"If [the NBA doesn't] get some mechanism to narrow the gap between big markets and small markets, you'll wind up with the haves and have-nots," said Gabe Feldman, the director of Tulane's sports law program. "It will destroy the product. It's a great product if it's Heat versus the Celtics, but not a great matchup if it's Heat versus the Cavs."
At some point, big-market teams like the Lakers, Celtics and even the Knicks will have to accept a system of sports socialism that's similar to the NFL's if they want the game to continue to grow.
Contraction isn't the answer. In a podcast with ESPN's Bill Simmons on Tuesday NBA commissioner David Stern said there were NBA owners who weren't opposed to contracting the league-run New Orleans Hornets -- and they're currently playoff contenders with a young, marketable star.
But how can the NBA sell itself as a global sport if it can't even sustain the teams in its home country?
The ultimate irony is that the easiest way for the NBA and NFL to solve their labor issues is to imitate one another -- at least in their present form. Considering the serious injury risks, NFL players deserve the kind of guaranteed money NBA players have earned for years.
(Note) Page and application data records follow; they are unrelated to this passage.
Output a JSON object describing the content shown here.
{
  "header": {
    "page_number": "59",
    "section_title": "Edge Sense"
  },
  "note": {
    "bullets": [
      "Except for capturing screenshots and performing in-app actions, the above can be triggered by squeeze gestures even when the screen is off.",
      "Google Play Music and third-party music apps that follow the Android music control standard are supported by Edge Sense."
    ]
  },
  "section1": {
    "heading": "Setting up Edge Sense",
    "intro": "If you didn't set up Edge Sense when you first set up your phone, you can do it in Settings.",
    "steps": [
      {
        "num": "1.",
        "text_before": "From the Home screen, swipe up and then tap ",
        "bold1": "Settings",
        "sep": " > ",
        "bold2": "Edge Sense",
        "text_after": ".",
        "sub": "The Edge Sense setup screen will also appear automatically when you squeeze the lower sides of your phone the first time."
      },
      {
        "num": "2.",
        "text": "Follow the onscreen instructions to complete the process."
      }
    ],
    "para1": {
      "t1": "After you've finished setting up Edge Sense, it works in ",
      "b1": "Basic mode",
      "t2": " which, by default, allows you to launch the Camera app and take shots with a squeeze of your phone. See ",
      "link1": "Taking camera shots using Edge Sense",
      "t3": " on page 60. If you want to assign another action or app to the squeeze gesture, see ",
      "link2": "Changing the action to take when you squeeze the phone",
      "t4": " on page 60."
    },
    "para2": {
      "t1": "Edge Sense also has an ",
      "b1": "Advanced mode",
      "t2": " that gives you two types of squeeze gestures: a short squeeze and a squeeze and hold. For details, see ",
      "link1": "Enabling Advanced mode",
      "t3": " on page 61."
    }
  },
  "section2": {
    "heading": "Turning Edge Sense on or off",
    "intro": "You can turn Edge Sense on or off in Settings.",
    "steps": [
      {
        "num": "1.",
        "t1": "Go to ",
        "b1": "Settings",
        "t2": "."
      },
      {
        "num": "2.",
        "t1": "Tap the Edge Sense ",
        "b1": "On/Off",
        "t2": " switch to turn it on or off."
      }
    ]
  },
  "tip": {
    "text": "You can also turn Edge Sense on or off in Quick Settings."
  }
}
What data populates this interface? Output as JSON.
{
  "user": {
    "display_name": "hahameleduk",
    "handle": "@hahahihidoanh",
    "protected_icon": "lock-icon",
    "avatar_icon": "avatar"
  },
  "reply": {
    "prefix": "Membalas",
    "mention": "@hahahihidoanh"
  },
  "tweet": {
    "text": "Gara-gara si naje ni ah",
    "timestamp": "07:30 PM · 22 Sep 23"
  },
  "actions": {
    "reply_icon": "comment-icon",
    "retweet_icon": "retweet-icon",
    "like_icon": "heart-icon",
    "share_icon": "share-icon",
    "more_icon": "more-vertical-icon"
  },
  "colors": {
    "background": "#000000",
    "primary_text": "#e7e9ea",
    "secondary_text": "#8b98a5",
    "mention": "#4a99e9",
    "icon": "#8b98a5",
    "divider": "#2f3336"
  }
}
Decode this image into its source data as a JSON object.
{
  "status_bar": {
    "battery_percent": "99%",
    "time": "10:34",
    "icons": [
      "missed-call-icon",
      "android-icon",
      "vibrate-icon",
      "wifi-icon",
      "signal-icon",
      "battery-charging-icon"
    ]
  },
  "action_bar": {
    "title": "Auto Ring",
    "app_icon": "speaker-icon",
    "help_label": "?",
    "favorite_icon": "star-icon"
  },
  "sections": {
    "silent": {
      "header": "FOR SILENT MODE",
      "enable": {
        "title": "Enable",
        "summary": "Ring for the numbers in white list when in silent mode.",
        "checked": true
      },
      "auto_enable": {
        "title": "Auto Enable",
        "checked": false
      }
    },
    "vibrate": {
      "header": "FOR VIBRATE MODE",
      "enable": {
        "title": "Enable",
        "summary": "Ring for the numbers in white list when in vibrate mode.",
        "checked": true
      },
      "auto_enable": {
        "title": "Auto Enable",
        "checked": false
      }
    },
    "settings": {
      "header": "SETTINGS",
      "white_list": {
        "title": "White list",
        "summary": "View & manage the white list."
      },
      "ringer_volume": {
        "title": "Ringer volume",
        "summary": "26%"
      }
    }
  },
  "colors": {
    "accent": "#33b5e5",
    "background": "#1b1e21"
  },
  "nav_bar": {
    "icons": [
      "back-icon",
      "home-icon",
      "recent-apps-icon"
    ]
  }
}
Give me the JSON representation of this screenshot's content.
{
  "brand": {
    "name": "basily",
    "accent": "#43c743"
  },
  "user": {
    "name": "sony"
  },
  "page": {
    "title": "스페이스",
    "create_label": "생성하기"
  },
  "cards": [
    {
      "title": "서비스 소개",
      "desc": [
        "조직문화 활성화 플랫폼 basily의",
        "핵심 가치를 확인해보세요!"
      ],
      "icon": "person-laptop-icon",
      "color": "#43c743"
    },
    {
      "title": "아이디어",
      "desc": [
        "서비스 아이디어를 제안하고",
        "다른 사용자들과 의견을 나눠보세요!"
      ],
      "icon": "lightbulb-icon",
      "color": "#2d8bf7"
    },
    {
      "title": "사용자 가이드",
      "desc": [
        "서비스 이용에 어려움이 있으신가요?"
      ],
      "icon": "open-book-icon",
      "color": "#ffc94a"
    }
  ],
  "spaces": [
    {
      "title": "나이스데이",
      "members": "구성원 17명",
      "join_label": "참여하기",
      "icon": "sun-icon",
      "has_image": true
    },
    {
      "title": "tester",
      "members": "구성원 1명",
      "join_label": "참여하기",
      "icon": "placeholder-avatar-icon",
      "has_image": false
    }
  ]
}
And if the NBA wants a better product, it'll take cues from the NFL and share more wealth with small-market teams.
When asked about the NBA's labor situation recently, Anthony Tolliver, the player representative for the Minnesota Timberwolves, told reporters, "If we could keep everything the same, we would sign that right now."
Only keeping everything the same will destroy everything.
Jemele Hill can be reached at email@example.com.